**Items from a dataset:**
--------------------------------
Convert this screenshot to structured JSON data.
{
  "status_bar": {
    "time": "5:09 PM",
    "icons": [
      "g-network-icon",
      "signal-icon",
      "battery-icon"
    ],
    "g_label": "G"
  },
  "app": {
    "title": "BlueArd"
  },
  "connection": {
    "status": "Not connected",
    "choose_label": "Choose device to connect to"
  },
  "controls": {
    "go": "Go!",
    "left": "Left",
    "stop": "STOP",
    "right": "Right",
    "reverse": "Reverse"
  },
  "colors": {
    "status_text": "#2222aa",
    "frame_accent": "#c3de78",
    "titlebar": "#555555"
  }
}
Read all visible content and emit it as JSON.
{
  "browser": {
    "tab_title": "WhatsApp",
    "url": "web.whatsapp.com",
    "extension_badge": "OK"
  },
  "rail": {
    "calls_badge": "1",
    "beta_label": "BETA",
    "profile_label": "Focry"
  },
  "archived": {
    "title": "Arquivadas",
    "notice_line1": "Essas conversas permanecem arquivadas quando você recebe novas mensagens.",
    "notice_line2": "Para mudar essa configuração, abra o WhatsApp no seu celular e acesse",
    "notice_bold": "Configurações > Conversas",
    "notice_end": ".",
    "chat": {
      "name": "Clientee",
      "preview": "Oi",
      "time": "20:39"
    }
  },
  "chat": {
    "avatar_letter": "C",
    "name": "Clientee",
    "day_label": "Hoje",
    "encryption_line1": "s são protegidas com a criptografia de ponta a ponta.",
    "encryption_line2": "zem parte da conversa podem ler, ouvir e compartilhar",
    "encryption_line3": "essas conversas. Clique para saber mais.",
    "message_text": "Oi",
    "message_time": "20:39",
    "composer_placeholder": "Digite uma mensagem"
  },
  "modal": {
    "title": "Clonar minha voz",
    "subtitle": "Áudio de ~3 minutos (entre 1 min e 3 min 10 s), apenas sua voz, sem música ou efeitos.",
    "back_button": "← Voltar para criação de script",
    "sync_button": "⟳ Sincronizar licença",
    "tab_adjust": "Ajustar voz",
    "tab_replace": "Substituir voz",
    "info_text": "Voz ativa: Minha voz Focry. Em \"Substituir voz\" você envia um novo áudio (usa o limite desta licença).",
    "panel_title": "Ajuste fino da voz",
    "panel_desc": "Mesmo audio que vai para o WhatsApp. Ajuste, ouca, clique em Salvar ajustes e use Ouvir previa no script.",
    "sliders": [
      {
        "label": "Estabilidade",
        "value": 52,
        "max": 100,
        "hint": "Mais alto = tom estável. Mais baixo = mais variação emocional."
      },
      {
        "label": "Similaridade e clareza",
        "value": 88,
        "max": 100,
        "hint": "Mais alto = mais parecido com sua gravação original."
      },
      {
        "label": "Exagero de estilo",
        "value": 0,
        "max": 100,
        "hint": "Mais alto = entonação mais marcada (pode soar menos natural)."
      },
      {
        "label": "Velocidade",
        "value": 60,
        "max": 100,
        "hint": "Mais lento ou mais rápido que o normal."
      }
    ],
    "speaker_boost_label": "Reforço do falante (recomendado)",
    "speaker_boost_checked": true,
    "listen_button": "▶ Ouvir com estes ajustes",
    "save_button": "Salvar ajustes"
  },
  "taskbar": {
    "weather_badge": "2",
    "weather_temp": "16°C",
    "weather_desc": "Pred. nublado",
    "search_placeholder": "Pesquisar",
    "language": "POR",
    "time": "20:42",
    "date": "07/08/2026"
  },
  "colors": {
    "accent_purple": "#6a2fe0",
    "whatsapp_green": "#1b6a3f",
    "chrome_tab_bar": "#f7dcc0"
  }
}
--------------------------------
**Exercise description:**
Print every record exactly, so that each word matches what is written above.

**Solution for this task:**
Convert this screenshot to structured JSON data.
{
  "status_bar": {
    "time": "5:09 PM",
    "icons": [
      "g-network-icon",
      "signal-icon",
      "battery-icon"
    ],
    "g_label": "G"
  },
  "app": {
    "title": "BlueArd"
  },
  "connection": {
    "status": "Not connected",
    "choose_label": "Choose device to connect to"
  },
  "controls": {
    "go": "Go!",
    "left": "Left",
    "stop": "STOP",
    "right": "Right",
    "reverse": "Reverse"
  },
  "colors": {
    "status_text": "#2222aa",
    "frame_accent": "#c3de78",
    "titlebar": "#555555"
  }
}
Read all visible content and emit it as JSON.
{
  "browser": {
    "tab_title": "WhatsApp",
    "url": "web.whatsapp.com",
    "extension_badge": "OK"
  },
  "rail": {
    "calls_badge": "1",
    "beta_label": "BETA",
    "profile_label": "Focry"
  },
  "archived": {
    "title": "Arquivadas",
    "notice_line1": "Essas conversas permanecem arquivadas quando você recebe novas mensagens.",
    "notice_line2": "Para mudar essa configuração, abra o WhatsApp no seu celular e acesse",
    "notice_bold": "Configurações > Conversas",
    "notice_end": ".",
    "chat": {
      "name": "Clientee",
      "preview": "Oi",
      "time": "20:39"
    }
  },
  "chat": {
    "avatar_letter": "C",
    "name": "Clientee",
    "day_label": "Hoje",
    "encryption_line1": "s são protegidas com a criptografia de ponta a ponta.",
    "encryption_line2": "zem parte da conversa podem ler, ouvir e compartilhar",
    "encryption_line3": "essas conversas. Clique para saber mais.",
    "message_text": "Oi",
    "message_time": "20:39",
    "composer_placeholder": "Digite uma mensagem"
  },
  "modal": {
    "title": "Clonar minha voz",
    "subtitle": "Áudio de ~3 minutos (entre 1 min e 3 min 10 s), apenas sua voz, sem música ou efeitos.",
    "back_button": "← Voltar para criação de script",
    "sync_button": "⟳ Sincronizar licença",
    "tab_adjust": "Ajustar voz",
    "tab_replace": "Substituir voz",
    "info_text": "Voz ativa: Minha voz Focry. Em \"Substituir voz\" você envia um novo áudio (usa o limite desta licença).",
    "panel_title": "Ajuste fino da voz",
    "panel_desc": "Mesmo audio que vai para o WhatsApp. Ajuste, ouca, clique em Salvar ajustes e use Ouvir previa no script.",
    "sliders": [
      {
        "label": "Estabilidade",
        "value": 52,
        "max": 100,
        "hint": "Mais alto = tom estável. Mais baixo = mais variação emocional."
      },
      {
        "label": "Similaridade e clareza",
        "value": 88,
        "max": 100,
        "hint": "Mais alto = mais parecido com sua gravação original."
      },
      {
        "label": "Exagero de estilo",
        "value": 0,
        "max": 100,
        "hint": "Mais alto = entonação mais marcada (pode soar menos natural)."
      },
      {
        "label": "Velocidade",
        "value": 60,
        "max": 100,
        "hint": "Mais lento ou mais rápido que o normal."
      }
    ],
    "speaker_boost_label": "Reforço do falante (recomendado)",
    "speaker_boost_checked": true,
    "listen_button": "▶ Ouvir com estes ajustes",
    "save_button": "Salvar ajustes"
  },
  "taskbar": {
    "weather_badge": "2",
    "weather_temp": "16°C",
    "weather_desc": "Pred. nublado",
    "search_placeholder": "Pesquisar",
    "language": "POR",
    "time": "20:42",
    "date": "07/08/2026"
  },
  "colors": {
    "accent_purple": "#6a2fe0",
    "whatsapp_green": "#1b6a3f",
    "chrome_tab_bar": "#f7dcc0"
  }
}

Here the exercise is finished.